The American Streetcar Suburb
Through eight case studies, Conrad Kickert, assistant professor of urban design at the University of Cincinnati, and Robert Fishman, professor of architecture and urban and regional planning at the University of Michigan, illustrate a variety of American streetcar suburbs, constructed in the late 19th and early 20th century — considered by many the golden age of suburbia. This exhibition aims to link the suburban future to its past by presenting morphological research on the American streetcar suburb, a significant chapter in the history of suburban development.

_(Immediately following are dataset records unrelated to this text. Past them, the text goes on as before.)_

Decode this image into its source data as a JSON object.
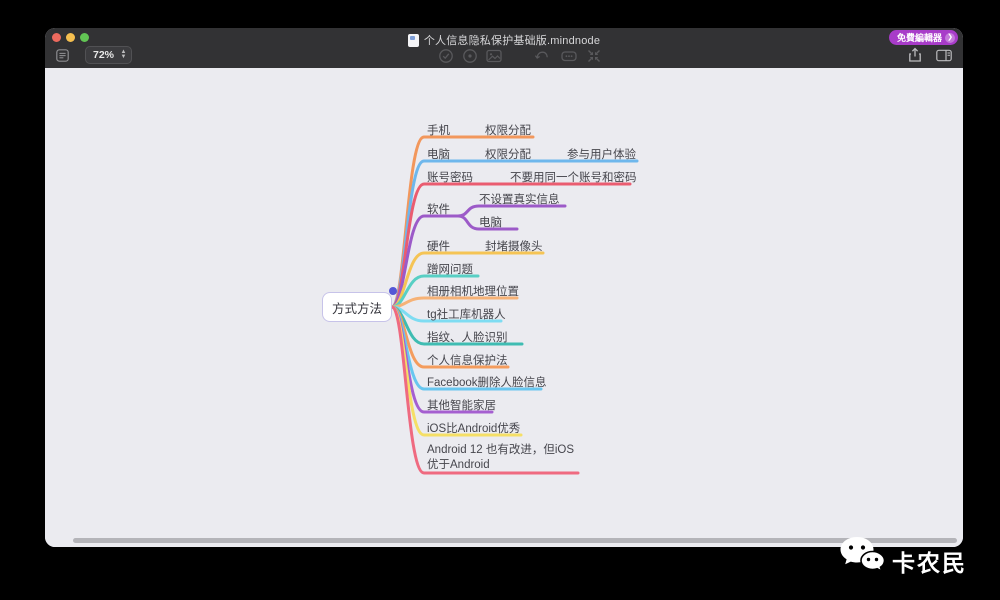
{
  "window": {
    "title": "个人信息隐私保护基础版.mindnode",
    "badge_label": "免費編輯器",
    "zoom_value": "72%"
  },
  "icons": [
    "outline-toggle",
    "zoom-stepper",
    "task-check",
    "focus",
    "image",
    "undo",
    "tag",
    "fold",
    "share",
    "format-panel",
    "document",
    "wechat-logo"
  ],
  "colors": {
    "titlebar": "#323234",
    "canvas": "#ebebf0",
    "badge": "#a83cc9",
    "node_border": "#c7c3e9",
    "selection_dot": "#5457d6"
  },
  "map": {
    "root": {
      "label": "方式方法"
    },
    "branches": [
      {
        "label": "手机",
        "color": "#f2975c",
        "children": [
          {
            "label": "权限分配"
          }
        ]
      },
      {
        "label": "电脑",
        "color": "#6eb7ec",
        "children": [
          {
            "label": "权限分配"
          },
          {
            "label": "参与用户体验"
          }
        ]
      },
      {
        "label": "账号密码",
        "color": "#ea5c70",
        "children": [
          {
            "label": "不要用同一个账号和密码"
          }
        ]
      },
      {
        "label": "软件",
        "color": "#9c5ac8",
        "children": [
          {
            "label": "不设置真实信息"
          },
          {
            "label": "电脑"
          }
        ]
      },
      {
        "label": "硬件",
        "color": "#f5c455",
        "children": [
          {
            "label": "封堵摄像头"
          }
        ]
      },
      {
        "label": "蹭网问题",
        "color": "#58cfc4",
        "children": []
      },
      {
        "label": "相册相机地理位置",
        "color": "#f6b277",
        "children": []
      },
      {
        "label": "tg社工库机器人",
        "color": "#7edcf2",
        "children": []
      },
      {
        "label": "指纹、人脸识别",
        "color": "#3fbcb2",
        "children": []
      },
      {
        "label": "个人信息保护法",
        "color": "#f49c5d",
        "children": []
      },
      {
        "label": "Facebook删除人脸信息",
        "color": "#68c6ef",
        "children": []
      },
      {
        "label": "其他智能家居",
        "color": "#a55fd0",
        "children": []
      },
      {
        "label": "iOS比Android优秀",
        "color": "#f5df66",
        "children": []
      },
      {
        "label": "Android 12 也有改进，但iOS优于Android",
        "color": "#ef6a80",
        "children": []
      }
    ]
  },
  "watermark": {
    "label": "卡农民"
  }
}
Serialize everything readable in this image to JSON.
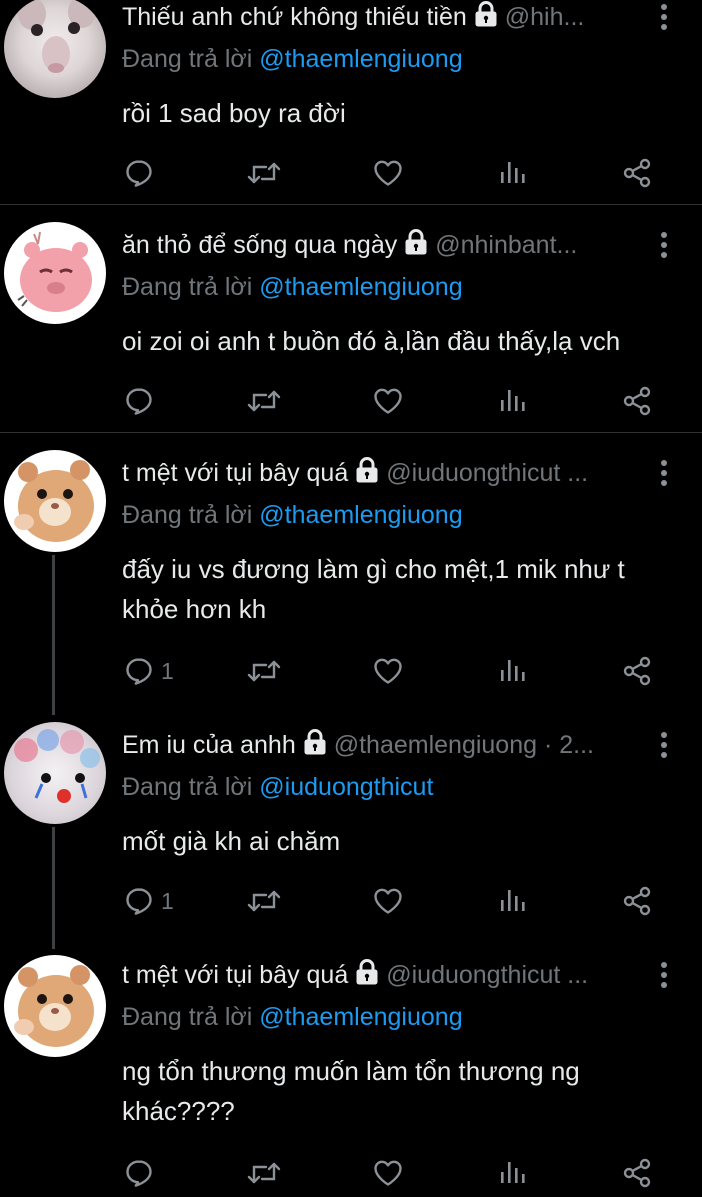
{
  "tweets": [
    {
      "name": "Thiếu anh chứ không thiếu tiền",
      "handle": "@hih...",
      "reply_prefix": "Đang trả lời",
      "reply_to": "@thaemlengiuong",
      "text": "rồi 1 sad boy ra đời",
      "reply_count": "",
      "avatar": "white-rat-avatar"
    },
    {
      "name": "ăn thỏ để sống qua ngày",
      "handle": "@nhinbant...",
      "reply_prefix": "Đang trả lời",
      "reply_to": "@thaemlengiuong",
      "text": "oi zoi oi anh t buồn đó à,lần đầu thấy,lạ vch",
      "reply_count": "",
      "avatar": "pink-bear-avatar"
    },
    {
      "name": "t mệt với tụi bây quá",
      "handle": "@iuduongthicut ...",
      "reply_prefix": "Đang trả lời",
      "reply_to": "@thaemlengiuong",
      "text": "đấy iu vs đương làm gì cho mệt,1 mik như t khỏe hơn kh",
      "reply_count": "1",
      "avatar": "hamster-avatar"
    },
    {
      "name": "Em iu của anhh",
      "handle": "@thaemlengiuong · 2...",
      "reply_prefix": "Đang trả lời",
      "reply_to": "@iuduongthicut",
      "text": "mốt già kh ai chăm",
      "reply_count": "1",
      "avatar": "clown-cat-avatar"
    },
    {
      "name": "t mệt với tụi bây quá",
      "handle": "@iuduongthicut ...",
      "reply_prefix": "Đang trả lời",
      "reply_to": "@thaemlengiuong",
      "text": "ng tổn thương muốn làm tổn thương ng khác????",
      "reply_count": "",
      "avatar": "hamster-avatar"
    }
  ],
  "icons": {
    "reply": "reply-icon",
    "retweet": "retweet-icon",
    "like": "heart-icon",
    "views": "views-icon",
    "share": "share-icon",
    "lock": "lock-icon",
    "more": "more-icon"
  },
  "colors": {
    "background": "#000000",
    "text": "#e7e9ea",
    "muted": "#71767b",
    "mention": "#1d9bf0",
    "divider": "#2f3336"
  }
}
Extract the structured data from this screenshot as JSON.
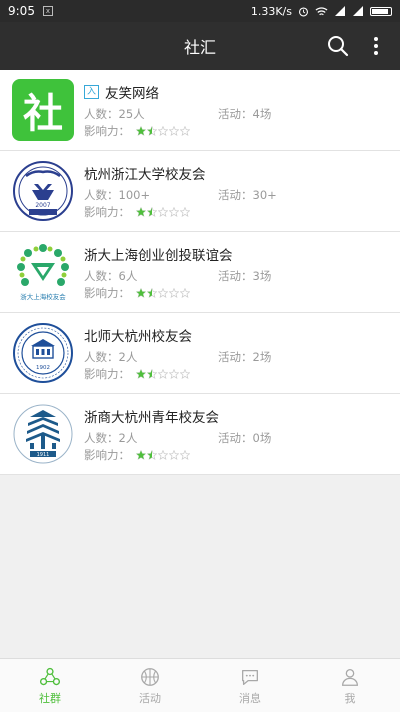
{
  "status": {
    "time": "9:05",
    "notif_icon": "x",
    "speed": "1.33K/s"
  },
  "header": {
    "title": "社汇"
  },
  "groups": [
    {
      "name": "友笑网络",
      "tag": "入",
      "members_label": "人数：",
      "members": "25人",
      "activity_label": "活动：",
      "activity": "4场",
      "influence_label": "影响力：",
      "rating": 1.5,
      "logo": "she-logo"
    },
    {
      "name": "杭州浙江大学校友会",
      "members_label": "人数：",
      "members": "100+",
      "activity_label": "活动：",
      "activity": "30+",
      "influence_label": "影响力：",
      "rating": 1.5,
      "logo": "zju-alumni-logo",
      "logo_text": "2007"
    },
    {
      "name": "浙大上海创业创投联谊会",
      "members_label": "人数：",
      "members": "6人",
      "activity_label": "活动：",
      "activity": "3场",
      "influence_label": "影响力：",
      "rating": 1.5,
      "logo": "zju-shanghai-logo",
      "logo_text": "浙大上海校友会"
    },
    {
      "name": "北师大杭州校友会",
      "members_label": "人数：",
      "members": "2人",
      "activity_label": "活动：",
      "activity": "2场",
      "influence_label": "影响力：",
      "rating": 1.5,
      "logo": "bnu-logo",
      "logo_text": "1902"
    },
    {
      "name": "浙商大杭州青年校友会",
      "members_label": "人数：",
      "members": "2人",
      "activity_label": "活动：",
      "activity": "0场",
      "influence_label": "影响力：",
      "rating": 1.5,
      "logo": "zjgsu-logo",
      "logo_text": "1911"
    }
  ],
  "tabs": [
    {
      "label": "社群",
      "icon": "community-icon",
      "active": true
    },
    {
      "label": "活动",
      "icon": "basketball-icon",
      "active": false
    },
    {
      "label": "消息",
      "icon": "chat-bubble-icon",
      "active": false
    },
    {
      "label": "我",
      "icon": "person-icon",
      "active": false
    }
  ],
  "colors": {
    "accent": "#4fbf3c",
    "tag": "#37a8d8",
    "appbar": "#2f2f2f"
  }
}
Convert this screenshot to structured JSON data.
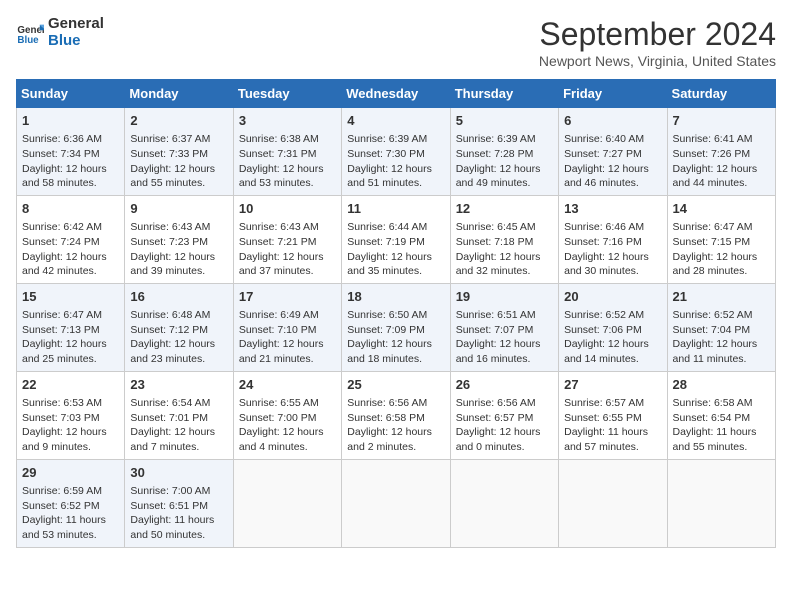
{
  "logo": {
    "line1": "General",
    "line2": "Blue"
  },
  "title": "September 2024",
  "location": "Newport News, Virginia, United States",
  "days_of_week": [
    "Sunday",
    "Monday",
    "Tuesday",
    "Wednesday",
    "Thursday",
    "Friday",
    "Saturday"
  ],
  "weeks": [
    [
      {
        "day": "1",
        "info": "Sunrise: 6:36 AM\nSunset: 7:34 PM\nDaylight: 12 hours\nand 58 minutes."
      },
      {
        "day": "2",
        "info": "Sunrise: 6:37 AM\nSunset: 7:33 PM\nDaylight: 12 hours\nand 55 minutes."
      },
      {
        "day": "3",
        "info": "Sunrise: 6:38 AM\nSunset: 7:31 PM\nDaylight: 12 hours\nand 53 minutes."
      },
      {
        "day": "4",
        "info": "Sunrise: 6:39 AM\nSunset: 7:30 PM\nDaylight: 12 hours\nand 51 minutes."
      },
      {
        "day": "5",
        "info": "Sunrise: 6:39 AM\nSunset: 7:28 PM\nDaylight: 12 hours\nand 49 minutes."
      },
      {
        "day": "6",
        "info": "Sunrise: 6:40 AM\nSunset: 7:27 PM\nDaylight: 12 hours\nand 46 minutes."
      },
      {
        "day": "7",
        "info": "Sunrise: 6:41 AM\nSunset: 7:26 PM\nDaylight: 12 hours\nand 44 minutes."
      }
    ],
    [
      {
        "day": "8",
        "info": "Sunrise: 6:42 AM\nSunset: 7:24 PM\nDaylight: 12 hours\nand 42 minutes."
      },
      {
        "day": "9",
        "info": "Sunrise: 6:43 AM\nSunset: 7:23 PM\nDaylight: 12 hours\nand 39 minutes."
      },
      {
        "day": "10",
        "info": "Sunrise: 6:43 AM\nSunset: 7:21 PM\nDaylight: 12 hours\nand 37 minutes."
      },
      {
        "day": "11",
        "info": "Sunrise: 6:44 AM\nSunset: 7:19 PM\nDaylight: 12 hours\nand 35 minutes."
      },
      {
        "day": "12",
        "info": "Sunrise: 6:45 AM\nSunset: 7:18 PM\nDaylight: 12 hours\nand 32 minutes."
      },
      {
        "day": "13",
        "info": "Sunrise: 6:46 AM\nSunset: 7:16 PM\nDaylight: 12 hours\nand 30 minutes."
      },
      {
        "day": "14",
        "info": "Sunrise: 6:47 AM\nSunset: 7:15 PM\nDaylight: 12 hours\nand 28 minutes."
      }
    ],
    [
      {
        "day": "15",
        "info": "Sunrise: 6:47 AM\nSunset: 7:13 PM\nDaylight: 12 hours\nand 25 minutes."
      },
      {
        "day": "16",
        "info": "Sunrise: 6:48 AM\nSunset: 7:12 PM\nDaylight: 12 hours\nand 23 minutes."
      },
      {
        "day": "17",
        "info": "Sunrise: 6:49 AM\nSunset: 7:10 PM\nDaylight: 12 hours\nand 21 minutes."
      },
      {
        "day": "18",
        "info": "Sunrise: 6:50 AM\nSunset: 7:09 PM\nDaylight: 12 hours\nand 18 minutes."
      },
      {
        "day": "19",
        "info": "Sunrise: 6:51 AM\nSunset: 7:07 PM\nDaylight: 12 hours\nand 16 minutes."
      },
      {
        "day": "20",
        "info": "Sunrise: 6:52 AM\nSunset: 7:06 PM\nDaylight: 12 hours\nand 14 minutes."
      },
      {
        "day": "21",
        "info": "Sunrise: 6:52 AM\nSunset: 7:04 PM\nDaylight: 12 hours\nand 11 minutes."
      }
    ],
    [
      {
        "day": "22",
        "info": "Sunrise: 6:53 AM\nSunset: 7:03 PM\nDaylight: 12 hours\nand 9 minutes."
      },
      {
        "day": "23",
        "info": "Sunrise: 6:54 AM\nSunset: 7:01 PM\nDaylight: 12 hours\nand 7 minutes."
      },
      {
        "day": "24",
        "info": "Sunrise: 6:55 AM\nSunset: 7:00 PM\nDaylight: 12 hours\nand 4 minutes."
      },
      {
        "day": "25",
        "info": "Sunrise: 6:56 AM\nSunset: 6:58 PM\nDaylight: 12 hours\nand 2 minutes."
      },
      {
        "day": "26",
        "info": "Sunrise: 6:56 AM\nSunset: 6:57 PM\nDaylight: 12 hours\nand 0 minutes."
      },
      {
        "day": "27",
        "info": "Sunrise: 6:57 AM\nSunset: 6:55 PM\nDaylight: 11 hours\nand 57 minutes."
      },
      {
        "day": "28",
        "info": "Sunrise: 6:58 AM\nSunset: 6:54 PM\nDaylight: 11 hours\nand 55 minutes."
      }
    ],
    [
      {
        "day": "29",
        "info": "Sunrise: 6:59 AM\nSunset: 6:52 PM\nDaylight: 11 hours\nand 53 minutes."
      },
      {
        "day": "30",
        "info": "Sunrise: 7:00 AM\nSunset: 6:51 PM\nDaylight: 11 hours\nand 50 minutes."
      },
      {
        "day": "",
        "info": ""
      },
      {
        "day": "",
        "info": ""
      },
      {
        "day": "",
        "info": ""
      },
      {
        "day": "",
        "info": ""
      },
      {
        "day": "",
        "info": ""
      }
    ]
  ]
}
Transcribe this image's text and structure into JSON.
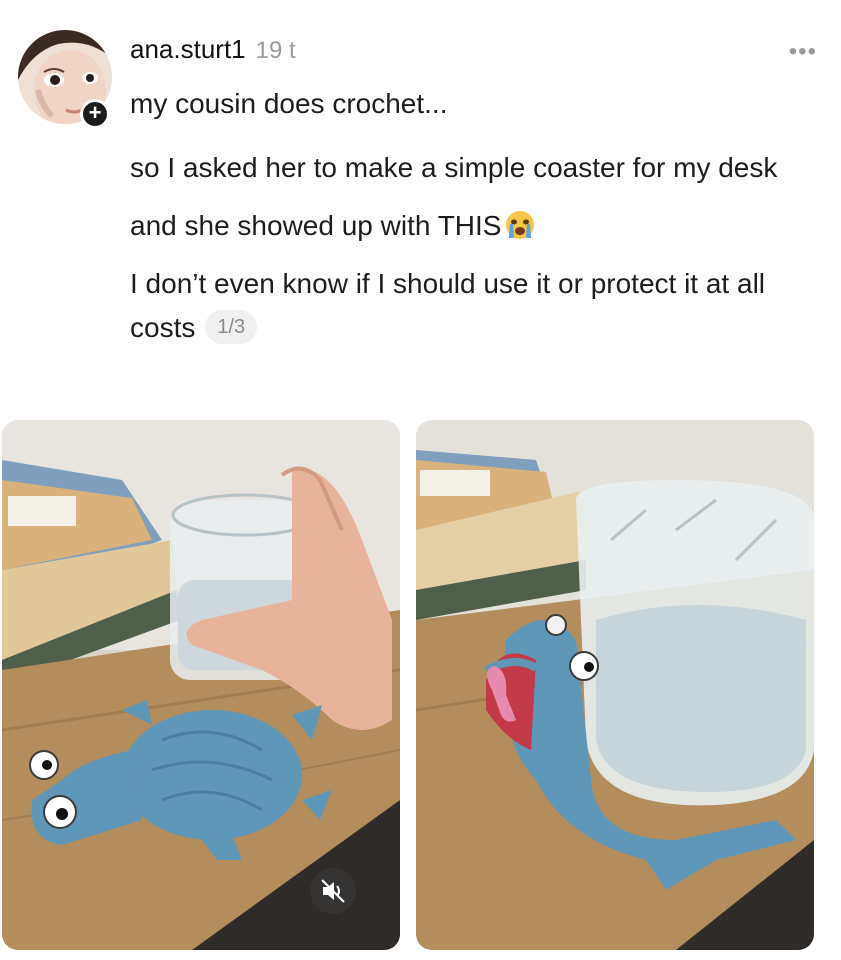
{
  "post": {
    "username": "ana.sturt1",
    "timestamp": "19 t",
    "more_icon": "•••",
    "follow_symbol": "+",
    "lines": [
      "my cousin does crochet...",
      "so I asked her to make a simple coaster for my desk",
      "and she showed up with THIS",
      "I don’t even know if I should use it or protect it at all costs"
    ],
    "emoji": "crying-face-emoji",
    "page_indicator": "1/3"
  },
  "media": {
    "items": [
      "crochet-frog-coaster-with-glass-photo",
      "frog-coaster-holding-glass-photo"
    ],
    "mute_icon": "speaker-muted-icon"
  },
  "colors": {
    "text": "#1d1d1d",
    "muted": "#9a9a9a",
    "crochet_blue": "#5f97b8",
    "desk_wood": "#b48d5c"
  }
}
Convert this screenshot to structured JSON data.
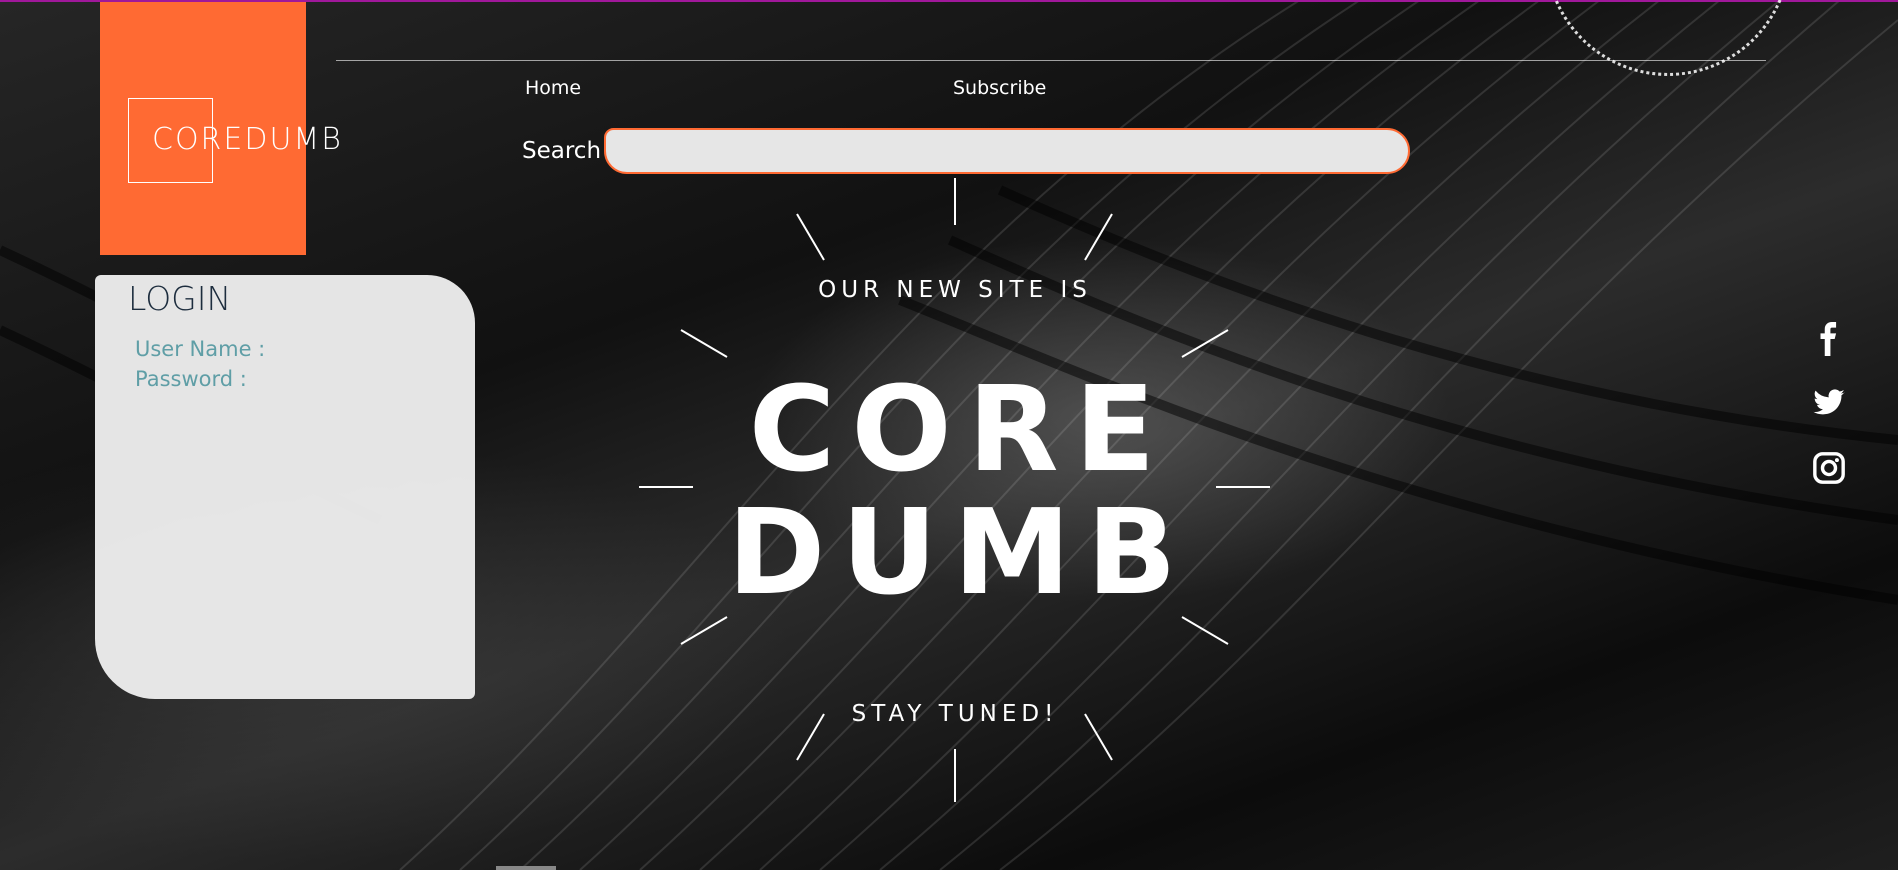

A symbiosis between the rapidly expanding streetcar networks and new housing and commercial developments on the urban fringe enabled many Americans to pursue their dream of living in the countryside while maintaining proximity to the vitality and economy of central cities. The depicted streetcar suburbs are compared spatially by cartography that includes current building footprints, open spaces, and infrastructure. Three-dimensional sections illustrate the variety of building types that can be found in the various streetcar suburbs, as well as the careful balance of public and private open spaces that constitute the ideal of living in nature. The current physical reality is accompanied by a short history describing the conception and evolution of the case studies, complemented by historic and current photographic material.